The pumpkin, to me, offers much in the way of being full of ideas in regards to gift-giving. Be it the gift of a pie, a cake/cream cheese roll, muffins, cupcakes, pumpkin headed dolls or folkart items etc. We’re soon to enter the season of Thanksgiving ~ the season of enjoying all the fruits [and stored veggies] from the harvest. Giving thanks and giving gifts to those we are grateful for go hand in hand. I hope your Autumn involves these things: inspiration to give … and that you also receive sweet acts of goodness and kindness from those you know and perhaps from someone who will surprise you :o)
Ok, now onto local news of sorts. This is the time of year when northern cattle ranchers are busy doing their ‘fallwork’ – one word. We move cattle around, separating cow/calf pairs into two groups – heifer and steer pairs. It will make shipping day much easier. We worked pairs apart last weekend – our own and we helped my BIL with his cattle too. This weekend, we’re going to vaccinate the calves and treat both cows & calves for parasites. If the weather allows, I would also like to ride quietly through the heifer/cow pairs and choose replacement heifers – bring them into the corral and ear-tag the keepers. *I* get to do the picking.
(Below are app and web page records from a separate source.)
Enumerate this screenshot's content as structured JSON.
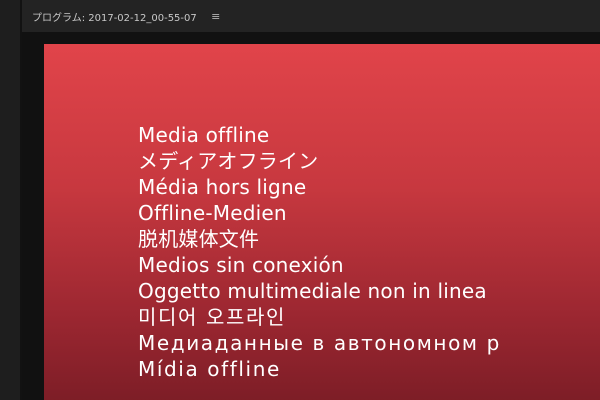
{
  "panel": {
    "title": "プログラム: 2017-02-12_00-55-07",
    "menu_icon": "≡"
  },
  "viewer": {
    "background_color": "#111111",
    "offline_gradient_top": "#e1444a",
    "offline_gradient_bottom": "#7c1d26",
    "offline_messages": [
      "Media offline",
      "メディアオフライン",
      "Média hors ligne",
      "Offline-Medien",
      "脱机媒体文件",
      "Medios sin conexión",
      "Oggetto multimediale non in linea",
      "미디어 오프라인",
      "Медиаданные в автономном р",
      "Mídia offline"
    ]
  }
}
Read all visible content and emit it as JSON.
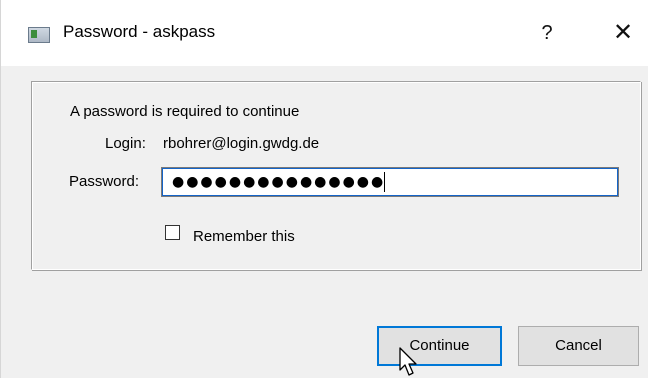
{
  "window": {
    "title": "Password - askpass",
    "help_label": "?",
    "close_label": "✕"
  },
  "form": {
    "message": "A password is required to continue",
    "login_label": "Login:",
    "login_value": "rbohrer@login.gwdg.de",
    "password_label": "Password:",
    "password_masked": "●●●●●●●●●●●●●●●",
    "remember_label": "Remember this",
    "remember_checked": false
  },
  "buttons": {
    "continue_label": "Continue",
    "cancel_label": "Cancel"
  }
}
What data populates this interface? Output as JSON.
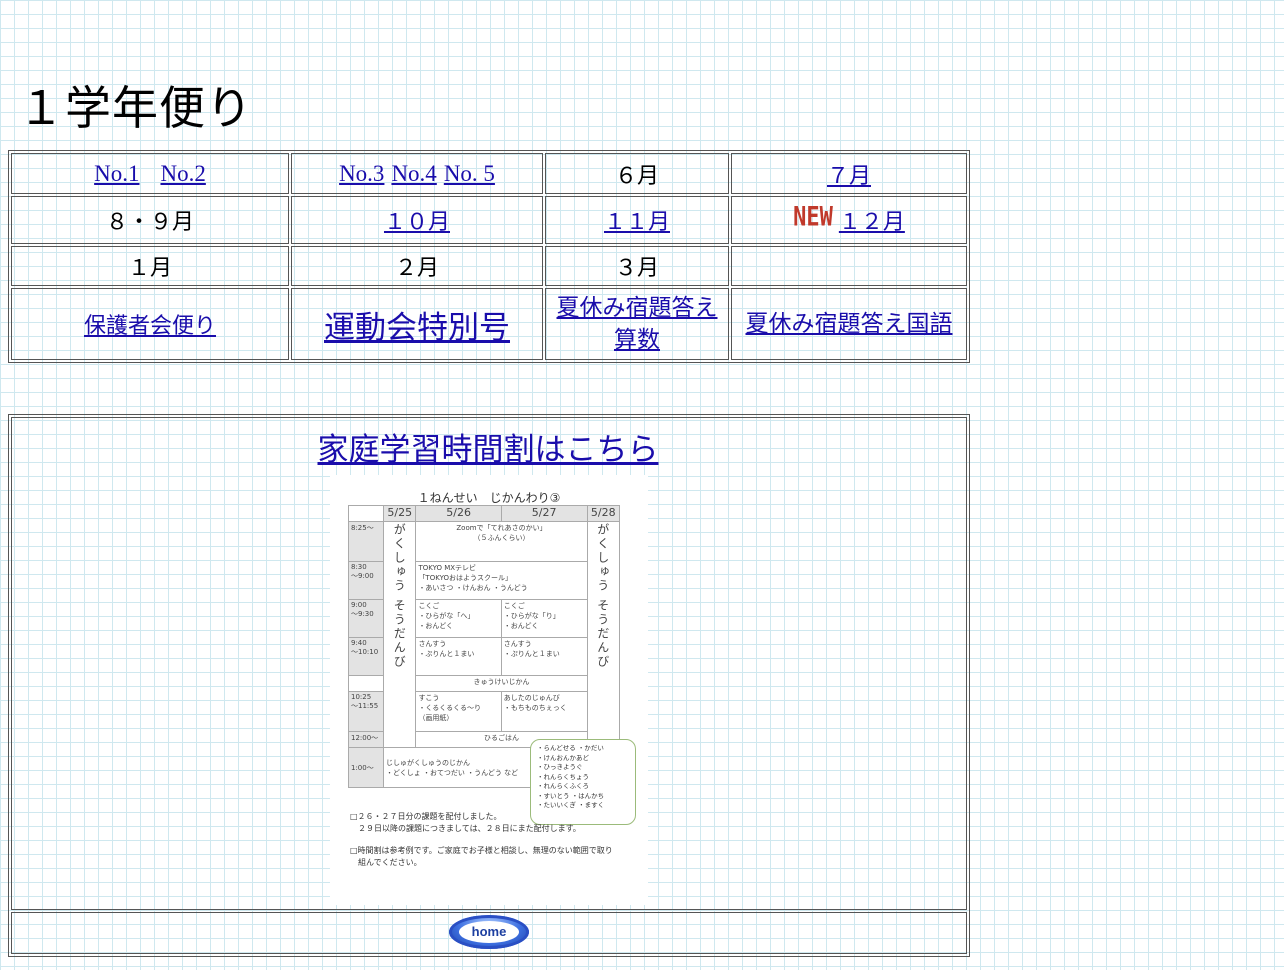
{
  "page": {
    "title": "１学年便り"
  },
  "grid": {
    "row1": {
      "no1": "No.1",
      "no2": "No.2",
      "no3": "No.3",
      "no4": "No.4",
      "no5": "No. 5",
      "jun": "６月",
      "jul": "７月"
    },
    "row2": {
      "aug_sep": "８・９月",
      "oct": "１０月",
      "nov": "１１月",
      "new_badge": "NEW",
      "dec": "１２月"
    },
    "row3": {
      "jan": "１月",
      "feb": "２月",
      "mar": "３月"
    },
    "row4": {
      "guardian": "保護者会便り",
      "sports_day": "運動会特別号",
      "summer_math_line1": "夏休み宿題答え",
      "summer_math_line2": "算数",
      "summer_japanese": "夏休み宿題答え国語"
    }
  },
  "home_study": {
    "link": "家庭学習時間割はこちら",
    "schedule": {
      "title": "１ねんせい　じかんわり③",
      "dates": [
        "5/25",
        "5/26",
        "5/27",
        "5/28"
      ],
      "times": [
        "8:25〜",
        "8:30\n〜9:00",
        "9:00\n〜9:30",
        "9:40\n〜10:10",
        "",
        "10:25\n〜11:55",
        "12:00〜",
        "1:00〜"
      ],
      "vertical_text": "がくしゅう そうだんび",
      "r1": "Zoomで「てれあさのかい」\n（５ふんくらい）",
      "r2": "TOKYO MXテレビ\n「TOKYOおはようスクール」\n・あいさつ ・けんおん ・うんどう",
      "r3a": "こくご\n・ひらがな「へ」\n・おんどく",
      "r3b": "こくご\n・ひらがな「り」\n・おんどく",
      "r4a": "さんすう\n・ぷりんと１まい",
      "r4b": "さんすう\n・ぷりんと１まい",
      "break": "きゅうけいじかん",
      "r6a": "すこう\n・くるくるくる〜り\n（画用紙）",
      "r6b": "あしたのじゅんび\n・もちものちぇっく",
      "lunch": "ひるごはん",
      "r8": "じしゅがくしゅうのじかん\n・どくしょ ・おてつだい ・うんどう など",
      "bubble": "・らんどせる ・かだい\n・けんおんかあど\n・ひっきようぐ\n・れんらくちょう\n・れんらくふくろ\n・すいとう ・はんかち\n・たいいくぎ ・ますく",
      "note1": "□２６・２７日分の課題を配付しました。\n　２９日以降の課題につきましては、２８日にまた配付します。",
      "note2": "□時間割は参考例です。ご家庭でお子様と相談し、無理のない範囲で取り\n　組んでください。"
    }
  },
  "footer": {
    "home_label": "home"
  }
}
One of the things that gave my ranchy self esteem a real boost years back was when my husband asked if I wanted to choose the replacements. It was like I got my diploma! It meant that I had ‘arrived’ in his estimation and was well able to discern quality. I married into ranching. I had bred horses and felt confident about judging horseflesh, but I was initially unfamiliar with cattle. Honestly though, quality is evident in all creatures and certain baseline truths are common. I know, too, that my Beloved wanted to encourage me to feel more connected to *our* livelihood and that the cattle were not just His that I acquired by proxy [marriage certificate]. ;o) It worked.
So, we get to do quite a bit of riding this time of year. Some days you can dress lightly, but it is looking like ‘layers’ of warm clothing are going to be in order for this weekend. It has been a COLD October. How I grieve for the ranchers to our very near West. What a horror they have had to endure with that freak storm [Atlas]. We only received 12″ [which is actually a lot for this time of year!] The worst of it was all around us. We were spared and for that I am grateful beyond words, but my heart sinks for those who face very tough times due to the terrible loss of livestock. I pray for their recovery and comfort.
It is fun to see our friends when we help each other with fallwork.
The other day, I took my Corgi puppy on her first ‘working’ outing. Below, she met a new friend long acquainted with ranch work.
While we were working pairs apart the other day, I heard the riddled calls of Sandhill Cranes. Thousands pass overheard this time of year … going south. Usually, they are wayyyyyyyyyy up in the sky, so far up that if it were not for their calls, you couldn’t tell if they were geese or cranes. They even migrate during the night. I stood out on our deck the other evening and listened to them with the stars and moon above. I took the photo below with little pocket camera. Apparently, hundreds of them had rested near a reservoir elsewhere on the ranch. They were obviously ascending. This is as close as I have ever seen them. They are coming back from their summer breeding grounds in northern Canada and Alaska.
We’re on a major migratory pathway for waterfowl. But, we don’t get to see many of the ‘fly overs’ up-close. If they do stop to rest, it is brief and they’re soon gone.
Do you enjoy bird watching this time of year? One of my favorite old Disney flicks is Those Calloways – starring Brian Keith. It was about saving the Canada Goose as a species. As plentiful as they are nowadays throughout the U.S., they were once nearly extinct in this country. Fortunately, the mindset of our culture matured and came to its senses in time to preserve many species of wildlife. Now, if only we could put some of that good sense to work in Washington. :o) And, with that I will close! Happy Fall Y’All !!